TBLT as a Researched Pedagogy

Editors
| Lancaster University
| University of Leuven
| Lancaster University
HardboundAvailable
ISBN 9789027201218 | EUR 99.00 | USD 149.00
 
PaperbackAvailable
ISBN 9789027201201 | EUR 36.00 | USD 54.00
 
e-Book
ISBN 9789027263728 | EUR 99.00/36.00*
| USD 149.00/54.00*
 
Bringing together experienced classroom researchers and teacher educators from different countries where tasks are playing an influential role in language education, this collected volume critically explores how TBLT research can engage with pedagogy, and how TBLT pedagogy can engage with research. A defining part of the TBLT project has always been a dual concern – both with the nature and use of tasks in language teaching, and with empirical research to guide and support classroom practitioners, the two concerns suggesting a central and reciprocal relationship between research and pedagogy. However, this relationship has at times been unbalanced, and its centrality has sometimes gone by default, problems which this volume aims to address. The introduction proposes criteria to improve the congruence between the research base of TBLT and the concerns and terms of reference of classroom practitioners. Using a range of methodologies, the individual chapters illustrate and explore different aspects of this theme. The book will be of interest to all those wishing to further their understanding of – and/or investigate – the use of TBLT in educational contexts.
[Task-Based Language Teaching, 12]  2018.  viii, 292 pp.
Publishing status: Available
Table of Contents
Series editors’ preface
Introduction: Towards a researched pedagogy for TBLT
Virginia Samuda, Martin Bygate and Kris Van den Branden
2–284
Chapter 1. How do beginning teachers conceptualise and enact tasks in school foreign language classrooms?
Martin East
24–50
Chapter 2. Teacher transformation of textbook tasks in Vietnamese EFL high school classrooms
Bao Trang Thi Nguyen, Jonathan Newton and David Crabbe
52–70
Chapter 3. Teacher perceptions and use of tasks in school ESL classrooms
Rhonda Oliver and Tatiana Bogachenko
72–95
Chapter 4. The challenges of integrating focus on form within tasks: Findings from a classroom research project in secondary EFL classrooms
Andreas Müller-Hartmann and Marita Schocker
98–129
Chapter 5. Optimal conditions for TBLT?: A case study of teachers’ orientation to TBLT in the commercial EFL for adults sector in the UK
Nick Andon
132–164
Chapter 6. Task-based language teaching: How task-based is it really?
Goedele Vandommele, Kris Van den Branden and Koen Van Gorp
166–197
Chapter 7. Researching TBLT for young, beginner learners in Japan
Natsuko Shintani
200–212
Chapter 8. Promoting learning from second language speaking tasks: Exploring learner attitudes to the use of comparators and oral feedback
Tony Lynch
214–234
Chapter 9. Tasks in the pedagogic space: Using online discussion forum tasks and formative feedback to develop academic discourse skills at Master’s level
Nick Andon, Martin Dewey and Constant Leung
236–263
Chapter 10. Becoming a task-based teacher educator: A case study
Melissa Baralt
266–192
About the authors
287–290
Index
Cited by
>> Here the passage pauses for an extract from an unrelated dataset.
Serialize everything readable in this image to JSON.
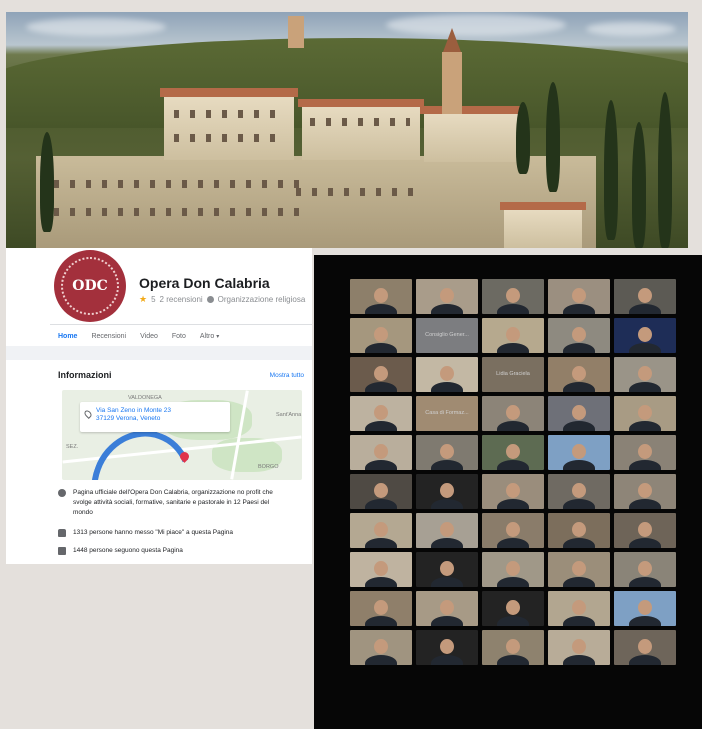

Cited by other publications

Baralt, Melissa
2019. Reflections on Task-Based Language Teaching. ELT Journal 73:2  pp. 241 ff. Crossref logo

This list is based on CrossRef data as of 25 october 2019. Please note that it may not be complete. Sources presented here have been supplied by the respective publishers. Any errors therein should be reported to them.

Subjects
BIC Subject: CJA – Language teaching theory & methods
BISAC Subject: LAN020000 – LANGUAGE ARTS & DISCIPLINES / Study & Teaching
U.S. Library of Congress Control Number:  2018019430